A closed-cell foam sleeping pad is a good choice for insulation since it doesn’t compress under your weight and maintains its insulating properties.
You can also use a camping cot to elevate yourself off the ground, adding an extra layer of insulation between you and the cold ground.
Pump up the heat by sleeping with a hot water bottle
A hot water bottle can be a lifesaver when you need extra warmth inside your sleeping bag.
Fill a hard plastic bottle with hot water and place it in your sleeping bag.
Positioning the bottle near your femoral artery, which runs between your legs, can maximize heat transfer and help warm your entire body more efficiently.
Be careful when using a hot water bottle and make sure it’s tightly sealed to avoid leaks and burns.
The risks of getting too cold while winter camping
Being cold isn’t just uncomfortable—it’s downright dangerous.
Your two biggest cold weather risks are hypothermia, which can happen in any temperature (even well above freezing) and frostbite, which can happen when temperatures fall being the freezing mark.
To stay warm in the cold, start with proper layering: mid-weight base layers, fleece pants, a puffy coat, and a waterproof jacket make a great combo.
Don’t forget to keep your head, hands, and feet warm with hats, gloves, and thick socks.
Oh, and remember, try not to sweat too much as it can cool you down quicker.
If you feel too warm, unzip, remove a layer, or take it easy for a bit.
Frostbite can occur when skin is exposed to freezing temperatures or touching cold objects, such as tent poles, for too long.
To prevent frostbite, protect your skin by wearing insulating clothing like mittens, warm socks, and a face mask.
Make sure your clothes aren’t too tight, as it can restrict blood flow and increase the risk of frostbite.
Be aware of the wind chill factor as well since wind increases the rate of heat loss from the skin and can exacerbate frostbite risks.
In the photo above, you can see that my toes are red.
My boots were too tight because I was wearing too many layers of socks, which cut off circulation and probably led to very mild frost nip—a less severe form of frost bite.
Learn from my mistake by making sure your clothes boots aren’t too tight, and if it feels like circulation is being cut off, try removing a layer.
More about winter camping:
- Your winter camping checklist (essential gear for the backcountry)
- What to wear to sleep while winter camping
- How to pack for winter camping
Elise is an experienced backcountry canoe tripper and winter camper from Ontario, Canada.
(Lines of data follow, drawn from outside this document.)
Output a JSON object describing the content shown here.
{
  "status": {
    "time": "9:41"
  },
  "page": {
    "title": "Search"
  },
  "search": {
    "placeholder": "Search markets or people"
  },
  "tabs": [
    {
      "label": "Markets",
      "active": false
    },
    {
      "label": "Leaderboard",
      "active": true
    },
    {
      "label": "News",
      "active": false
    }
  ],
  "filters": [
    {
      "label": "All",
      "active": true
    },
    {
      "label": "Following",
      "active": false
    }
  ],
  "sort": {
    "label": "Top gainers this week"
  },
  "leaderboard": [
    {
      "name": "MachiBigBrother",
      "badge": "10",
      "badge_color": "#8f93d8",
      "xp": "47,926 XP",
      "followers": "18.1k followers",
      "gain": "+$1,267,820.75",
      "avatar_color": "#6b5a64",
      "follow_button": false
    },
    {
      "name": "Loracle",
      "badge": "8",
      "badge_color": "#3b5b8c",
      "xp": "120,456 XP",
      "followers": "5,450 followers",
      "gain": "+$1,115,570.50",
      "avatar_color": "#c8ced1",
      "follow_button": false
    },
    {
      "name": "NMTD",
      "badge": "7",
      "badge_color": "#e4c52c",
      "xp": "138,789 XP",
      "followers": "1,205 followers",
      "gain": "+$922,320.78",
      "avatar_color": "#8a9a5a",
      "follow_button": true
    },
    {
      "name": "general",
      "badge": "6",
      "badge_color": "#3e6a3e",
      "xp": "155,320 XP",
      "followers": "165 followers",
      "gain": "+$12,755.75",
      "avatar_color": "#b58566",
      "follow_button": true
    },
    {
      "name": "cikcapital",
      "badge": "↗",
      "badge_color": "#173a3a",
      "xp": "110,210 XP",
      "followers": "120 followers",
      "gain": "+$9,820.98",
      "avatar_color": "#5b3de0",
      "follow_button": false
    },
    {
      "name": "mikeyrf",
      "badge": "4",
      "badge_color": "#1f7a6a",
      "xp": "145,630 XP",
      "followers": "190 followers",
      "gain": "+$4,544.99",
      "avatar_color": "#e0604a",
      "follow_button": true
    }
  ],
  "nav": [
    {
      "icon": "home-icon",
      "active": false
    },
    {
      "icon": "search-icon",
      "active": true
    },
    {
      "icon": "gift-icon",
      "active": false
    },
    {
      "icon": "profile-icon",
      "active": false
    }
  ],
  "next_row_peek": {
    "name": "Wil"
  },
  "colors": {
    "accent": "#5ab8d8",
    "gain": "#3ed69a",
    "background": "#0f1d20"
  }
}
She loves cooking up a storm over the campfire, taking in all the backcountry views, and enjoying a piña colada or two while relaxing at camp. She’s also certified in Whitewater Rescue (WWR) I & II and Wilderness First Aid (WFA).